The presidential candidate's plan would hit companies like Amazon that rake in big profits but enjoy low tax bills.
Image: Elizabeth Warren
Presidential candidate Sen. Elizabeth Warren, D-Mass., speaks at an organizing event in Las Vegas on Feb. 17, 2019.John Locher / AP file

WASHINGTON — Companies with profits over $100 million would face new corporate taxes under a proposal released Thursday by Sen. Elizabeth Warren, D-Mass.

The 2020 presidential hopeful said her "real corporate profits tax" is aimed at companies that report large annual gains but pay little in taxes thanks to a variety of tax credits and deductions that are available to lower their overall bill.

An analysis by the Institute on Taxation and Economic Policy, a left-leaning think tank, that was released on Thursday found that the number of publicly held corporations that pay no federal taxes more than doubled last year to 60, thanks in part to the $1.9 trillion tax cut President Donald Trump signed into law.

"Everybody profits from being part of this country and everybody ought to make a contribution," Warren said Thursday in an MSNBC interview. "Little sized businesses do it, medium sized businesses do it, families do it, we want the big corporations to do it, too."
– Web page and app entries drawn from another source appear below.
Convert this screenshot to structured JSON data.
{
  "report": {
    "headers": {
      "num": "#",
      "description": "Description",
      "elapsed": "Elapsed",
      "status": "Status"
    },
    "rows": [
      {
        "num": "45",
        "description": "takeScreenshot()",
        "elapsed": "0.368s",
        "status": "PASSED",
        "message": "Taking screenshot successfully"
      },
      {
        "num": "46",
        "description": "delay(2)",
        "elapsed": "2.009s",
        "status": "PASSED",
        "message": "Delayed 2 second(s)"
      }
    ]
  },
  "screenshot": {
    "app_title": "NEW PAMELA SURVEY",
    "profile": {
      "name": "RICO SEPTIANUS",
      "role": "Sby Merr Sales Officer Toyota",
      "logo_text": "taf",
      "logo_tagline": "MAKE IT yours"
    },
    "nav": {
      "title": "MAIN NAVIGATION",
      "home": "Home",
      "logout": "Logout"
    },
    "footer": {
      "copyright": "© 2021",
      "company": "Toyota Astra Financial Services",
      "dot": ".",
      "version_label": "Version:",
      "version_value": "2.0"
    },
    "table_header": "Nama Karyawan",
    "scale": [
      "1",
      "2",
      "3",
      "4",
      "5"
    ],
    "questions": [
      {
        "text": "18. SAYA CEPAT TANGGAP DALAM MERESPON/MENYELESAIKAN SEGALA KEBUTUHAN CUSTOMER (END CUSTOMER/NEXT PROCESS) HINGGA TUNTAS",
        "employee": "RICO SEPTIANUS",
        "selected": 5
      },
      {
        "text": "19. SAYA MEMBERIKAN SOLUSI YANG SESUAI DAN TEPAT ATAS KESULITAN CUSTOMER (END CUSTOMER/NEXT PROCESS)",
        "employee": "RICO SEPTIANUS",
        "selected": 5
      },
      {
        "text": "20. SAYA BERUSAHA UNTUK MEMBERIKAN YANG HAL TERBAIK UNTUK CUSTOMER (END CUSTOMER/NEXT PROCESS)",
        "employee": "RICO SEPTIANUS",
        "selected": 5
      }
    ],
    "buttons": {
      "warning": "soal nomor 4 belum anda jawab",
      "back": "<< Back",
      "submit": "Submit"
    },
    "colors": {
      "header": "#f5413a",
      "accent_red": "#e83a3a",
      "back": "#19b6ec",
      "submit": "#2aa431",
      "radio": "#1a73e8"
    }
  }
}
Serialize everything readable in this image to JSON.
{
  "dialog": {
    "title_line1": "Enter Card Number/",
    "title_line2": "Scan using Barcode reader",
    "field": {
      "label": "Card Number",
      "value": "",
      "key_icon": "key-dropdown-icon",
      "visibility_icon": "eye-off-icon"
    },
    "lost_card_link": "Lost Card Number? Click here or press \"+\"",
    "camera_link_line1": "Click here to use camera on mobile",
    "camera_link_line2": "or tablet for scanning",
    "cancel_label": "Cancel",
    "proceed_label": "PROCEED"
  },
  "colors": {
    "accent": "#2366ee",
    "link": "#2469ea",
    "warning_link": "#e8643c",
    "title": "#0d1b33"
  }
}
The senator pointed to Amazon as an example. The company paid no federal taxes on $11.2 billion in income last year, according to ITEP.

Under Warren's plan, companies would have to pay a 7 percent tax on profits over $100 million that would stack on top of their other federal taxes. In Amazon's case, Warren estimated her tax would have raised its total bill to $698 million.

The company defended its tax practices on Thursday in response.

“Amazon pays all the taxes we are required to pay in the U.S. and every country where we operate, including paying $2.6 billion in corporate tax and reporting $3.4 billion in tax expense over the last three years," a spokesperson said in a statement. "Corporate tax is based on profits, not revenues, and our profits remain modest given retail is a highly competitive, low-margin business and our continued heavy investment."

Warren responded on Twitter that she did not dispute Amazon met its obligations under existing law. "That's the problem," she said.

An accompanying analysis by the economists Emmanuel Saez and Gabriel Zucman, who also consulted on Warren's plan for a wealth tax on the ultra-rich, estimated that 1,200 publicly traded companies would be affected and pay an additional $1 trillion in taxes over 10 years. They added that this was a "lower bound" estimate, since they expected the plan to raise more from some large private companies as well.

Warren argued her approach was better than raising the corporate tax rate — which was cut to 21 percent from 35 percent under Trump — because it would prevent companies from using various breaks to reduce or zero out the new tax.

"It's a small new tax — but because our richest, biggest corporations are so skilled at minimizing their taxes under our current system, that small new tax will generate big new revenue," she wrote in a Medium post.